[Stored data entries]
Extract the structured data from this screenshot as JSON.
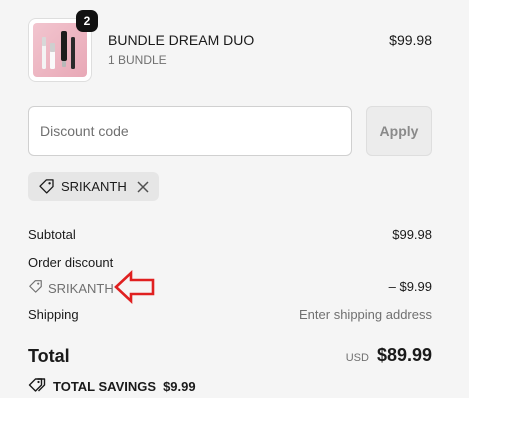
{
  "cart_item": {
    "quantity": "2",
    "name": "BUNDLE DREAM DUO",
    "variant": "1 BUNDLE",
    "price": "$99.98",
    "image_icon": "lip-gloss-product-image"
  },
  "discount": {
    "placeholder": "Discount code",
    "value": "",
    "apply_label": "Apply",
    "applied_code": "SRIKANTH"
  },
  "summary": {
    "subtotal_label": "Subtotal",
    "subtotal_value": "$99.98",
    "order_discount_label": "Order discount",
    "discount_code": "SRIKANTH",
    "discount_value": "– $9.99",
    "shipping_label": "Shipping",
    "shipping_value": "Enter shipping address",
    "total_label": "Total",
    "currency": "USD",
    "total_value": "$89.99",
    "savings_label": "TOTAL SAVINGS",
    "savings_value": "$9.99"
  },
  "colors": {
    "panel_background": "#f5f5f5",
    "annotation_arrow": "#e02020"
  }
}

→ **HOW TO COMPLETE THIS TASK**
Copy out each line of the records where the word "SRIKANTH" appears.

→ **TASK ANSWER**
    "applied_code": "SRIKANTH"
    "discount_code": "SRIKANTH",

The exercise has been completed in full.